Everything that is hidden will become clear, and every secret thing will be made known. So be careful how you listen. Those who have understanding will be given more. But those who do not have understanding, even what they think they have will be taken away from them. (Luke 8:17 -18, NCV)
When I explained to the Onnele translators how this idea of honesty fits within the surrounding context, they immediately knew that their expression pinuma e fa sam naine wolpun uporo “people who really exist good liver-stomachs” was not sufficient. They explained that it referred more to a passive experience of life and did not express the kind of single-minded outlook and action towards the word of God that this text must be talking about. But what could they say instead?
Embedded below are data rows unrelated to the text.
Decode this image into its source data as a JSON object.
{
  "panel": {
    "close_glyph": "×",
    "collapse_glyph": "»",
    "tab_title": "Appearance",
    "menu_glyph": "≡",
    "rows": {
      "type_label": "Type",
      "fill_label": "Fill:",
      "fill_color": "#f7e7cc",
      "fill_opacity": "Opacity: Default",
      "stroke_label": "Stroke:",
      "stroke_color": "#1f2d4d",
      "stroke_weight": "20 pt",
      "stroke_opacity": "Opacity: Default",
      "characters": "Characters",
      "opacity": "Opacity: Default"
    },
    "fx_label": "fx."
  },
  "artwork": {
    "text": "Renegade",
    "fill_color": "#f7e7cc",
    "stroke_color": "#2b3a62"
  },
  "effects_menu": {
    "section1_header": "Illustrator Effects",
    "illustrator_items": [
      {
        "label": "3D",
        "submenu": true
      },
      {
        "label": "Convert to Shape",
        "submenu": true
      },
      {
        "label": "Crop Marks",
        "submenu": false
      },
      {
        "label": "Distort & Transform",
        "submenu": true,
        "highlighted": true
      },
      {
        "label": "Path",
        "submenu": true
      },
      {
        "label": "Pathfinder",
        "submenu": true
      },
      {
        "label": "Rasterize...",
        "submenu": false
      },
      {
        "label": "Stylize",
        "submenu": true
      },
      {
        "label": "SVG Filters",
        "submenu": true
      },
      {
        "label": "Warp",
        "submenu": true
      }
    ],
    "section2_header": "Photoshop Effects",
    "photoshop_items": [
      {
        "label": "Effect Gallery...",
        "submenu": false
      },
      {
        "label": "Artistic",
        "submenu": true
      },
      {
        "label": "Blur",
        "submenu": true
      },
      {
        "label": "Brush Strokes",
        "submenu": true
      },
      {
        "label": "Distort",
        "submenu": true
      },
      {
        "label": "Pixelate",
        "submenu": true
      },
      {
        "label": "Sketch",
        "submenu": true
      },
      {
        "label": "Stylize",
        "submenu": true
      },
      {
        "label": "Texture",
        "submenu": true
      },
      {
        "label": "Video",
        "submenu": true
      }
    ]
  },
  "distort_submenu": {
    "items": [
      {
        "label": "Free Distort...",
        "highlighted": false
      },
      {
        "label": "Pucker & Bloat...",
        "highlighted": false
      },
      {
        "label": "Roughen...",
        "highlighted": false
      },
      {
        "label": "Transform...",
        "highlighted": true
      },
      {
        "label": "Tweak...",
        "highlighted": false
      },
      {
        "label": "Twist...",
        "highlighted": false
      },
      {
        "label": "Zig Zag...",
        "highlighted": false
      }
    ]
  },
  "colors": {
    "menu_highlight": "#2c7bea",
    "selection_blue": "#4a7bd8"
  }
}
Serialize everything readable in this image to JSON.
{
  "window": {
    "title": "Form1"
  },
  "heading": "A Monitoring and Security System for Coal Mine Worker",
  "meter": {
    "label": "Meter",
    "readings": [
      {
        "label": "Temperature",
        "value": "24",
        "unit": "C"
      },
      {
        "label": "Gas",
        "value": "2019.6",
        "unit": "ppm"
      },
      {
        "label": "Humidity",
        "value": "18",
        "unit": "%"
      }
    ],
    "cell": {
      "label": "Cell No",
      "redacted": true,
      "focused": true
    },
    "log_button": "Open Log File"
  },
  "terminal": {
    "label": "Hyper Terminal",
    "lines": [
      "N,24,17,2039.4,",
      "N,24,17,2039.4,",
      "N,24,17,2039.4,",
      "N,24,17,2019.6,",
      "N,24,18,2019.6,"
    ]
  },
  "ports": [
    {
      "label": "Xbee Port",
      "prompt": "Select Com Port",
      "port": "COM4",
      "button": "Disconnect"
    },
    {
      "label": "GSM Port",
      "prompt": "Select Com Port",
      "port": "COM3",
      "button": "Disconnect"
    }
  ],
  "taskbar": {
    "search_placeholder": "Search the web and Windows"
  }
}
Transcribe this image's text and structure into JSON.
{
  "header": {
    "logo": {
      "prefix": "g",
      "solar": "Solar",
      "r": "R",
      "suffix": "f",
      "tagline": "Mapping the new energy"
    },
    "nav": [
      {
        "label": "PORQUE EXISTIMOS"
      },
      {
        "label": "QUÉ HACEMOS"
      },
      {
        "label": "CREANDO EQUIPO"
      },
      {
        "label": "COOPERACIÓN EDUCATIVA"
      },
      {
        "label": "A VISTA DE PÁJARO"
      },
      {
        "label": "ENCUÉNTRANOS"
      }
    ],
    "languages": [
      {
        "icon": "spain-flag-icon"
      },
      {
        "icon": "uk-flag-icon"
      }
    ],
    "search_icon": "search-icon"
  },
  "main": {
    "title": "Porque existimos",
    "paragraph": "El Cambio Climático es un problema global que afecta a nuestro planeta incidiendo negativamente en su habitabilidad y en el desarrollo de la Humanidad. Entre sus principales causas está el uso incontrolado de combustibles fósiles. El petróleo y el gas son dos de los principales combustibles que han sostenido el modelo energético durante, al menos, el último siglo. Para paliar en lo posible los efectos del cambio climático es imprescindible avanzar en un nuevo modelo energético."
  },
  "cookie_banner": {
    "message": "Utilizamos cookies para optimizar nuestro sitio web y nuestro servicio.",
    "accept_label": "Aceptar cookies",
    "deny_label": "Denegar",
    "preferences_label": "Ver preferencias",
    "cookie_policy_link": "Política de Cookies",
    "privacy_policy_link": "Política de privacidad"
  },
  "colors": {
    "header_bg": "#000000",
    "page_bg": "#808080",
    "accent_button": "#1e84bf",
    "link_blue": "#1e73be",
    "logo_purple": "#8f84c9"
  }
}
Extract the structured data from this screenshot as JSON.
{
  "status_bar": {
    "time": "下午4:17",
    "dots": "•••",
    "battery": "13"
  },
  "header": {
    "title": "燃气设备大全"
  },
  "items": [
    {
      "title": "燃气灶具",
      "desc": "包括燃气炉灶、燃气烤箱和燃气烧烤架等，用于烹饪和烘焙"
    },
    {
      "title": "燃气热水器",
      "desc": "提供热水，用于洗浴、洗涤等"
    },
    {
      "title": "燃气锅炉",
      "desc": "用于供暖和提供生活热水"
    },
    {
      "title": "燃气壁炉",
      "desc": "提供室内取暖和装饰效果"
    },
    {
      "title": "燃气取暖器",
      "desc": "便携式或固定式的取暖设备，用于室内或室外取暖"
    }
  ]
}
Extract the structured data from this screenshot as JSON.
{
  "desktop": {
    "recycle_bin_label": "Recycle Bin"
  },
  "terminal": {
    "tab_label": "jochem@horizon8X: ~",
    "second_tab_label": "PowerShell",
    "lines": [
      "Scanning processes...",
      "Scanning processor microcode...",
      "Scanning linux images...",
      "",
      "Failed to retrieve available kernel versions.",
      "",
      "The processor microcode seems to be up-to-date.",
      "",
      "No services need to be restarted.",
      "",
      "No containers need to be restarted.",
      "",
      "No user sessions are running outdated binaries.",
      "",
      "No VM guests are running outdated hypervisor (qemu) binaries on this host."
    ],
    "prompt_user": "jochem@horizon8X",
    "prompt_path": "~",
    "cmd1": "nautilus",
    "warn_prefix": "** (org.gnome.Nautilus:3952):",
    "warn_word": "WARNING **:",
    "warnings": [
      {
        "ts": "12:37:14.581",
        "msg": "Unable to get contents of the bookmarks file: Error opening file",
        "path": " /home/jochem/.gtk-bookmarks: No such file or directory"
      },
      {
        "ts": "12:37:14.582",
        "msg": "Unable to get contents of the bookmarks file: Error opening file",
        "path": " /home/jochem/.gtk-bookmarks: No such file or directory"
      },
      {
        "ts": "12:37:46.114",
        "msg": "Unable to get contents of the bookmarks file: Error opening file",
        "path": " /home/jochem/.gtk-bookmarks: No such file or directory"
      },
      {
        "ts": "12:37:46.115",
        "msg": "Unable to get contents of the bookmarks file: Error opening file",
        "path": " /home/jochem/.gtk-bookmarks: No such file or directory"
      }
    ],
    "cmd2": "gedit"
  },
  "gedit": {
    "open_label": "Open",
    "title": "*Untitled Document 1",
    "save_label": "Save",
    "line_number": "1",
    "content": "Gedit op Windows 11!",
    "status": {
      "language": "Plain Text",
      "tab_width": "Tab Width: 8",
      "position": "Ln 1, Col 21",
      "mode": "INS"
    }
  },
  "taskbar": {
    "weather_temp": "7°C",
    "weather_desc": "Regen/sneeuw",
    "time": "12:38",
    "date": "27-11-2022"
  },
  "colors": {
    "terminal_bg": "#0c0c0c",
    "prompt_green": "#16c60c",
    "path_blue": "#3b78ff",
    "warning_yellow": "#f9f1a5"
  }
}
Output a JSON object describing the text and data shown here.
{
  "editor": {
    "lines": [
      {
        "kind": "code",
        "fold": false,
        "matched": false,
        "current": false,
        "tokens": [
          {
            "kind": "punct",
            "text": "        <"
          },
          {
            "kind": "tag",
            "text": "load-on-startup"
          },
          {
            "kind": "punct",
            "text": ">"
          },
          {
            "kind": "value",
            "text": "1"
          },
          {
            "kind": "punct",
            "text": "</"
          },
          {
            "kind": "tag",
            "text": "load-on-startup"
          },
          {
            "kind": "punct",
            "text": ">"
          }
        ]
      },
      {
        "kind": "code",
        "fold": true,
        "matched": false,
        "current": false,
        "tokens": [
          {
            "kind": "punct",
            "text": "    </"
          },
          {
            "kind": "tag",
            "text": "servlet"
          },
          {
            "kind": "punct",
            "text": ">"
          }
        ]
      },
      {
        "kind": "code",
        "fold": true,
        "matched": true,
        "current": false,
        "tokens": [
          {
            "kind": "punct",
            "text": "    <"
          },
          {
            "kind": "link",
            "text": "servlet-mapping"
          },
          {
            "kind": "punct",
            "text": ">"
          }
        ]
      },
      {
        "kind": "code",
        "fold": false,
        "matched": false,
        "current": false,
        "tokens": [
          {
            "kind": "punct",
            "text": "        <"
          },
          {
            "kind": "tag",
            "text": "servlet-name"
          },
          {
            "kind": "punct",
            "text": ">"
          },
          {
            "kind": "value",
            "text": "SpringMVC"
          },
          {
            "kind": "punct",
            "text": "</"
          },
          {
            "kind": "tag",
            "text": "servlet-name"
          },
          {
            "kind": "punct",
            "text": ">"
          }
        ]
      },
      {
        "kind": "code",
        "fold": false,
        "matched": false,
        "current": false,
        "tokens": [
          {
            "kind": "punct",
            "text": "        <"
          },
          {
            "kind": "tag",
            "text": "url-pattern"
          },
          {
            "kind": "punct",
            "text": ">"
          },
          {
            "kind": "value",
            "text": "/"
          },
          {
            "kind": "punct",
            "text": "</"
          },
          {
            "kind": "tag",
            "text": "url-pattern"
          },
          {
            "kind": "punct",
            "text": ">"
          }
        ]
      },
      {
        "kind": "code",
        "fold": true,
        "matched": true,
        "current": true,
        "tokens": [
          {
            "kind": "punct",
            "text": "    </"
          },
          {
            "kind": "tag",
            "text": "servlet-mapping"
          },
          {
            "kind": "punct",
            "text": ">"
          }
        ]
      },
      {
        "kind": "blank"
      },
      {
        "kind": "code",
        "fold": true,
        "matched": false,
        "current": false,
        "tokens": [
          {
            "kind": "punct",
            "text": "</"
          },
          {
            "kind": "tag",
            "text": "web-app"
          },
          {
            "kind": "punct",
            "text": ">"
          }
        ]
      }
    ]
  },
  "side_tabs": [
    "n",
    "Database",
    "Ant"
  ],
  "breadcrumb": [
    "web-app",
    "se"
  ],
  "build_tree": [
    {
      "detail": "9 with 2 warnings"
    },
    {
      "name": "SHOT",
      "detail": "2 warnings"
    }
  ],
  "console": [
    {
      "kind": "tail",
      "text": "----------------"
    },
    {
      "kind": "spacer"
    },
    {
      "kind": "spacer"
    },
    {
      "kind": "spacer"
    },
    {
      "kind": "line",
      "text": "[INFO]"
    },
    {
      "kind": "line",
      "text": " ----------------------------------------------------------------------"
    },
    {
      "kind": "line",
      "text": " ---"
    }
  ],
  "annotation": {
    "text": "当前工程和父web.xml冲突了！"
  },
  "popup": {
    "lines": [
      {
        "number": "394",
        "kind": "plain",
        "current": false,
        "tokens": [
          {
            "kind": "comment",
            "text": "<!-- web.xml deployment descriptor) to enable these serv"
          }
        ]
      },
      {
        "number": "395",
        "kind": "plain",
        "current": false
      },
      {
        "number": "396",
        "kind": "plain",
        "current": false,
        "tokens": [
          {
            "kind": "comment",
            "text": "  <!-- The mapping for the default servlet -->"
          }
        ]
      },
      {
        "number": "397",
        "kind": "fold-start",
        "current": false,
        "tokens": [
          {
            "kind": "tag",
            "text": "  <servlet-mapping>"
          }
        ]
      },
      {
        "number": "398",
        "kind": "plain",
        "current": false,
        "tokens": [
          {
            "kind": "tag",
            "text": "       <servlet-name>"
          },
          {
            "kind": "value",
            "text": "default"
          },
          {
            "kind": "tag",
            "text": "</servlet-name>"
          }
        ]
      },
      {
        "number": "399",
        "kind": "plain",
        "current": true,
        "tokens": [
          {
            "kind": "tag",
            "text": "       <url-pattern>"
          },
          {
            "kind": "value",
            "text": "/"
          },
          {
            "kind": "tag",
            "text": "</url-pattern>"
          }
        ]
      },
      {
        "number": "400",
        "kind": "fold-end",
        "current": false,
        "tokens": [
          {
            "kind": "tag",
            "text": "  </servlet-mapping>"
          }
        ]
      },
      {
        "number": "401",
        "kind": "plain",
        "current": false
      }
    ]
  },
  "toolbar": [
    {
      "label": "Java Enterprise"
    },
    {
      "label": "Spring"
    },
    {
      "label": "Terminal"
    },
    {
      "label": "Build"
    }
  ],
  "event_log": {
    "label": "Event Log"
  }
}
Their minds were clearly working. They turned their attention away from me and engaged each other with energy as they tossed words and phrases backand forth. Some ideas seemed promising but just didn’t quite work. Other suggestions simply got a laugh and they moved on. I suggested that they think more about other idioms that involve the wola ‘liver’ or puna ‘stomach’ since these have proved to be so rich already for many other emotions and behaviors. After all, this verse does talk about having a good and honest heart, and I didn’t want them to lose their own idiomatic reference to the locus of their inner selves.
And then one of them suggested wolwokera.
They all stopped talking about other ideas as they each contemplated wolwokera. They were all thinking to themselves, some of them mumbling silently as they considered how wolwokera might fit into the sentence. Heads started nodding and they began giving approving smiles to one another.
Okay, I knew what the literal meaning was. That’s wol ‘liver’, and wokera ‘one’. It meant ‘one-liver’. But what did it really mean? How did they actually use that expression? I tried to ask, but they shushed me as they wanted to figure out first how the whole sentence would read…
Ka, nalale e firipanro pike uporo sa yukaine pinuma e naine wolwokera uporo, ka nupu mi e God ka nuna kero mi namo. E ommo wongkwongkeni yemplekare nu, nu fa neri kero bilip ka nalelwa.
And, the seeds that fell down on the good ground are like people who exist one liver and good, and they hear the talk of God and hold strong this talk. When various things tempt them, they stand strong belief and produce fruit.
And then they explained to me: when a person “exists one liver,” it means that he doesn’t go after different things. This person does not listen to the word of God and still try to go after the things of this ground, because he is intent on only pursuing one thing.
What a blessing it is to work with the Onnele translators, who are not content to simply allow a quick and easy (mis)understanding of God’s word to fill their pages. Rather, with honest and good hearts, they hear God’s word, hold onto it, and patiently produce fruit. And not only the fruit of a carefully worked out translation, but the fruit of the divine will at work in each of their livers.
Tomorrow: “the wind also hears”